In each episode of this TVNZ show, a well-known Kiwi takes the pulse of a neighbourhood they are connected to. In this debut episode, musician King Kapisi (aka Bill Urale) guides viewers around Newtown, the cosmopolitan Wellington neighbourhood where he was born. He revisits his childhood, meets a Greek easter egg maker, a muslim ritual cleanser, African music advocate Sam 'Mr Newtown' Manzana, and a Mexican making skateboard art. The NZ Herald’s Paul Casserly called the show "beautifully shot, feel-good TV, reminiscent of the superb Living Room series."
On land, sea and in the air, this fifth series of Memories of Service covers many of the major moments of twentieth century conflicts, in the words of those who were there. Men and women relive the formative times of their lives, be it facing the enemy, treating the injured or taking on jobs back home, left vacant by the men who went to fight. Produced by director David Blyth and Hibiscus Coast Community RSA Museum curator Patricia Stroud, the interviews are a valuable record of those who served. The individual interviews will be added added to NZ On Screen soon.
On the occasion of London's Victory Parade (8 June 1946), the National Film Unit issued a special edition Weekly Review. This narrated reel culls from the NFU series to present a patriotic potted history of the war as it “affected New Zealand.” It traces the progress of NZ forces overseas, but ‘total mobilisation’ also means the home front and the women who “helped keep the country going”. With war over: “A starving world looks to us for more meat and more butter. Now our factories can make household utensils instead of grenades ...”
This edition of the New Zealand history series looks at the beginning of World War II. With war declared in 1939 NZ faces the new decade with a call to arms. Presenter Bernard Kearns explains how Kiwis mobilised and set sail for the Middle East, before being sent to Greece and Crete where overwhelming German superiority sent them into retreat. Prime Minister Peter Fraser explains the defeat to New Zealanders in an NFU newsreel filmed in Egypt. The contemporary footage also shows the victory at the naval Battle of the River Plate and looks at some Kiwi war heroes.
Twenty-four year-old barman Dave finds his life turned upside down when he meets the girl of his dreams — Cara, 14 years his senior, and the owner of three kids. Over two seasons, the light-hearted drama explored whether their live-in relationship could survive the weight of low expectations, and her unruly family. Created by Kate McDermott (This is Her), Step Dave starred Swedish emigre Sia Trokenheim (2014 film Everything we Loved) and Brit born Jono Kenyon. Interest in the format encompassed the Ukraine — which remade the show in 2016 — France, Hungary and Greece.

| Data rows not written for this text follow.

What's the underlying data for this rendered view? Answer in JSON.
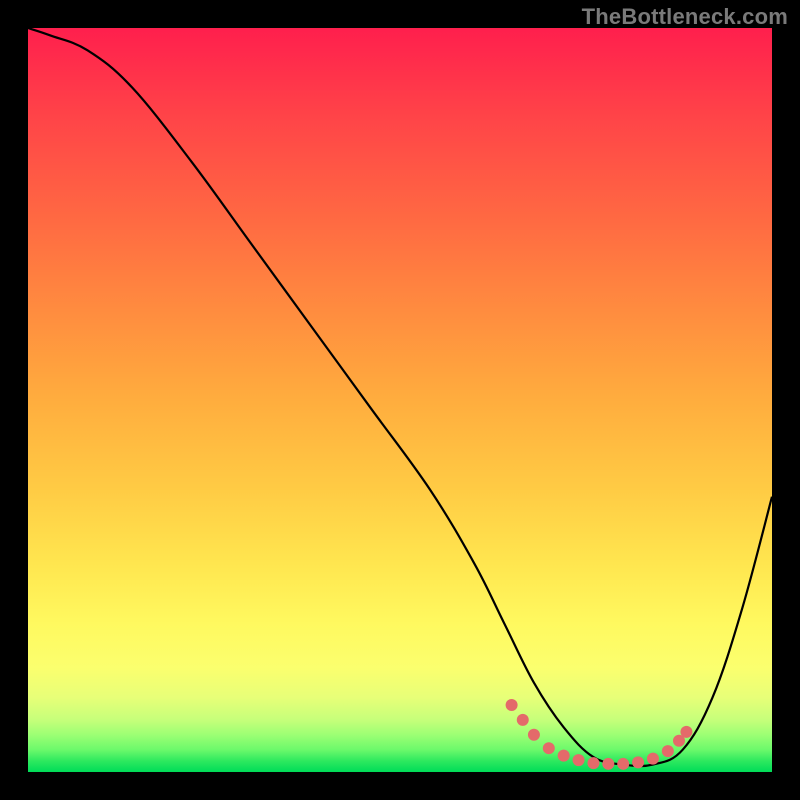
{
  "watermark": "TheBottleneck.com",
  "chart_data": {
    "type": "line",
    "title": "",
    "xlabel": "",
    "ylabel": "",
    "xlim": [
      0,
      100
    ],
    "ylim": [
      0,
      100
    ],
    "grid": false,
    "legend": false,
    "background": {
      "kind": "vertical-gradient",
      "stops": [
        {
          "pos": 0,
          "color": "#ff1f4d"
        },
        {
          "pos": 50,
          "color": "#ffad3e"
        },
        {
          "pos": 80,
          "color": "#fff95f"
        },
        {
          "pos": 100,
          "color": "#00dc58"
        }
      ]
    },
    "series": [
      {
        "name": "bottleneck-curve",
        "color": "#000000",
        "x": [
          0,
          3,
          8,
          14,
          22,
          30,
          38,
          46,
          54,
          60,
          64,
          68,
          72,
          76,
          80,
          84,
          88,
          92,
          96,
          100
        ],
        "y": [
          100,
          99,
          97,
          92,
          82,
          71,
          60,
          49,
          38,
          28,
          20,
          12,
          6,
          2,
          1,
          1,
          3,
          10,
          22,
          37
        ]
      }
    ],
    "markers": [
      {
        "name": "highlight-dots",
        "color": "#e46a6a",
        "radius": 6,
        "x": [
          65,
          66.5,
          68,
          70,
          72,
          74,
          76,
          78,
          80,
          82,
          84,
          86,
          87.5,
          88.5
        ],
        "y": [
          9,
          7,
          5,
          3.2,
          2.2,
          1.6,
          1.2,
          1.1,
          1.1,
          1.3,
          1.8,
          2.8,
          4.2,
          5.4
        ]
      }
    ]
  }
}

TVNZ publicity described Ngā Reo like this: “Each episode of Ngā Reo features the story of a Māori person or people and their unique kaupapa: the reason they have been put on this earth, their individual stories and also our national stories." The series soon widened its scope, with episodes on Rastafarianism, performances in Greece by Taki Rua theatre group, and the story behind Napier's Pania of the Reef statue. The episode on activist Syd Jackson won the 2003 NZ TV Award for Best Māori Programme.
As a war correspondent filming the New Zealand forces in Italy and the Middle East, Ron McIntyre played a key role in supplying the raw material for the early films of the National Film Unit. After nearly four years overseas, he returned home and tried his hand at independent filmmaking. McIntyre spent just over seven years with the NFU as a cameraman and director, and also worked briefly for Pacific Films.
Actor Willa O'Neill won awards for her work in two 90s movie hits: Dunedin student thriller Scarfies, and ensemble piece Topless Women Talk about their Lives.
Sandy Houston's career in animation and visual effects has involved 70 plus movie projects — including animated classic Watership Down, visual effects landmark Jurassic Park, and Oscar-winners The Return of the King and King Kong. Along the way she has been on hand to watch computers become key tools in creating screen illusion.
The long journalism career of Pulitzer-Prize winner Peter Arnett includes interviews with Fidel Castro, General Manuel Noriega, Saddam Hussein and Osama Bin Laden. But his international fame stems most from two months during 1991, when he reported on the Gulf War for CNN — the only Western journalist then left in Baghdad.